Write out every entry below exactly as it appears. Pictures do not belong in the copy.

#####

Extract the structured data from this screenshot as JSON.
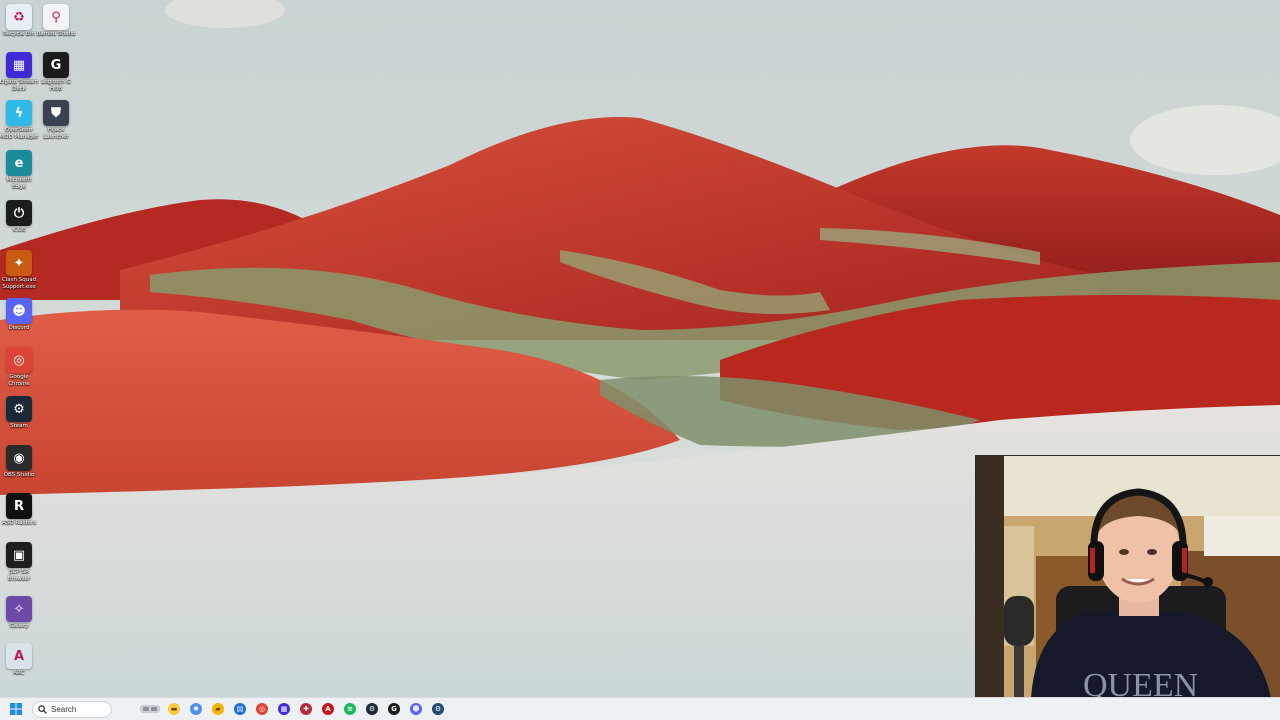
{
  "desktop": {
    "icons": [
      {
        "label": "Recycle Bin",
        "icon": "recycle-bin-icon",
        "color": "#e8eef6",
        "glyph": "♻"
      },
      {
        "label": "Bambu Studio",
        "icon": "location-pin-icon",
        "color": "#f3f3f3",
        "glyph": "⚲"
      },
      {
        "label": "Elgato Stream Deck",
        "icon": "stream-deck-icon",
        "color": "#3f2bd6",
        "glyph": "▦"
      },
      {
        "label": "Logitech G HUB",
        "icon": "logitech-g-icon",
        "color": "#1b1b1b",
        "glyph": "G"
      },
      {
        "label": "OverSeerr MOD Manager",
        "icon": "overwolf-icon",
        "color": "#2fb9e6",
        "glyph": "ϟ"
      },
      {
        "label": "Hijack Launcher",
        "icon": "shield-icon",
        "color": "#3a4150",
        "glyph": "⛊"
      },
      {
        "label": "Microsoft Edge",
        "icon": "edge-icon",
        "color": "#1a8c9e",
        "glyph": "e"
      },
      {
        "label": "iCUE",
        "icon": "icue-icon",
        "color": "#1c1c1c",
        "glyph": "⏻"
      },
      {
        "label": "Clash Squad Support.exe",
        "icon": "clash-squad-icon",
        "color": "#c85a12",
        "glyph": "✦"
      },
      {
        "label": "Discord",
        "icon": "discord-icon",
        "color": "#5865f2",
        "glyph": "☻"
      },
      {
        "label": "Google Chrome",
        "icon": "chrome-icon",
        "color": "#db4437",
        "glyph": "◎"
      },
      {
        "label": "Steam",
        "icon": "steam-icon",
        "color": "#1b2838",
        "glyph": "⚙"
      },
      {
        "label": "OBS Studio",
        "icon": "obs-icon",
        "color": "#2a2a2a",
        "glyph": "◉"
      },
      {
        "label": "ASO Raiders",
        "icon": "raiders-icon",
        "color": "#101010",
        "glyph": "R"
      },
      {
        "label": "SCP:SR Browser",
        "icon": "scp-icon",
        "color": "#1e1e1e",
        "glyph": "▣"
      },
      {
        "label": "Galaxy",
        "icon": "galaxy-icon",
        "color": "#6d4aa8",
        "glyph": "✧"
      },
      {
        "label": "ARC",
        "icon": "arc-icon",
        "color": "#d9e3ea",
        "glyph": "A"
      }
    ]
  },
  "taskbar": {
    "search_placeholder": "Search",
    "apps": [
      {
        "name": "file-explorer-icon",
        "color": "#ffc83d",
        "glyph": "▬"
      },
      {
        "name": "copilot-icon",
        "color": "#4f8fef",
        "glyph": "✸"
      },
      {
        "name": "folder-icon",
        "color": "#f4b400",
        "glyph": "▰"
      },
      {
        "name": "store-icon",
        "color": "#1f6fd6",
        "glyph": "▤"
      },
      {
        "name": "chrome-icon",
        "color": "#db4437",
        "glyph": "◎"
      },
      {
        "name": "stream-deck-icon",
        "color": "#3f2bd6",
        "glyph": "▦"
      },
      {
        "name": "app-red-icon",
        "color": "#b8283b",
        "glyph": "✚"
      },
      {
        "name": "adobe-icon",
        "color": "#c4161c",
        "glyph": "A"
      },
      {
        "name": "spotify-icon",
        "color": "#1db954",
        "glyph": "≋"
      },
      {
        "name": "steam-icon",
        "color": "#1b2838",
        "glyph": "⚙"
      },
      {
        "name": "logitech-g-icon",
        "color": "#1b1b1b",
        "glyph": "G"
      },
      {
        "name": "discord-icon",
        "color": "#5865f2",
        "glyph": "☻"
      },
      {
        "name": "steam-alt-icon",
        "color": "#244a72",
        "glyph": "⚙"
      }
    ]
  },
  "webcam": {
    "shirt_text": "QUEEN"
  }
}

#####

SOLUTION BELOW:
Extract the structured data from this screenshot as JSON.
{
  "desktop": {
    "icons": [
      {
        "label": "Recycle Bin",
        "icon": "recycle-bin-icon",
        "color": "#e8eef6",
        "glyph": "♻"
      },
      {
        "label": "Bambu Studio",
        "icon": "location-pin-icon",
        "color": "#f3f3f3",
        "glyph": "⚲"
      },
      {
        "label": "Elgato Stream Deck",
        "icon": "stream-deck-icon",
        "color": "#3f2bd6",
        "glyph": "▦"
      },
      {
        "label": "Logitech G HUB",
        "icon": "logitech-g-icon",
        "color": "#1b1b1b",
        "glyph": "G"
      },
      {
        "label": "OverSeerr MOD Manager",
        "icon": "overwolf-icon",
        "color": "#2fb9e6",
        "glyph": "ϟ"
      },
      {
        "label": "Hijack Launcher",
        "icon": "shield-icon",
        "color": "#3a4150",
        "glyph": "⛊"
      },
      {
        "label": "Microsoft Edge",
        "icon": "edge-icon",
        "color": "#1a8c9e",
        "glyph": "e"
      },
      {
        "label": "iCUE",
        "icon": "icue-icon",
        "color": "#1c1c1c",
        "glyph": "⏻"
      },
      {
        "label": "Clash Squad Support.exe",
        "icon": "clash-squad-icon",
        "color": "#c85a12",
        "glyph": "✦"
      },
      {
        "label": "Discord",
        "icon": "discord-icon",
        "color": "#5865f2",
        "glyph": "☻"
      },
      {
        "label": "Google Chrome",
        "icon": "chrome-icon",
        "color": "#db4437",
        "glyph": "◎"
      },
      {
        "label": "Steam",
        "icon": "steam-icon",
        "color": "#1b2838",
        "glyph": "⚙"
      },
      {
        "label": "OBS Studio",
        "icon": "obs-icon",
        "color": "#2a2a2a",
        "glyph": "◉"
      },
      {
        "label": "ASO Raiders",
        "icon": "raiders-icon",
        "color": "#101010",
        "glyph": "R"
      },
      {
        "label": "SCP:SR Browser",
        "icon": "scp-icon",
        "color": "#1e1e1e",
        "glyph": "▣"
      },
      {
        "label": "Galaxy",
        "icon": "galaxy-icon",
        "color": "#6d4aa8",
        "glyph": "✧"
      },
      {
        "label": "ARC",
        "icon": "arc-icon",
        "color": "#d9e3ea",
        "glyph": "A"
      }
    ]
  },
  "taskbar": {
    "search_placeholder": "Search",
    "apps": [
      {
        "name": "file-explorer-icon",
        "color": "#ffc83d",
        "glyph": "▬"
      },
      {
        "name": "copilot-icon",
        "color": "#4f8fef",
        "glyph": "✸"
      },
      {
        "name": "folder-icon",
        "color": "#f4b400",
        "glyph": "▰"
      },
      {
        "name": "store-icon",
        "color": "#1f6fd6",
        "glyph": "▤"
      },
      {
        "name": "chrome-icon",
        "color": "#db4437",
        "glyph": "◎"
      },
      {
        "name": "stream-deck-icon",
        "color": "#3f2bd6",
        "glyph": "▦"
      },
      {
        "name": "app-red-icon",
        "color": "#b8283b",
        "glyph": "✚"
      },
      {
        "name": "adobe-icon",
        "color": "#c4161c",
        "glyph": "A"
      },
      {
        "name": "spotify-icon",
        "color": "#1db954",
        "glyph": "≋"
      },
      {
        "name": "steam-icon",
        "color": "#1b2838",
        "glyph": "⚙"
      },
      {
        "name": "logitech-g-icon",
        "color": "#1b1b1b",
        "glyph": "G"
      },
      {
        "name": "discord-icon",
        "color": "#5865f2",
        "glyph": "☻"
      },
      {
        "name": "steam-alt-icon",
        "color": "#244a72",
        "glyph": "⚙"
      }
    ]
  },
  "webcam": {
    "shirt_text": "QUEEN"
  }
}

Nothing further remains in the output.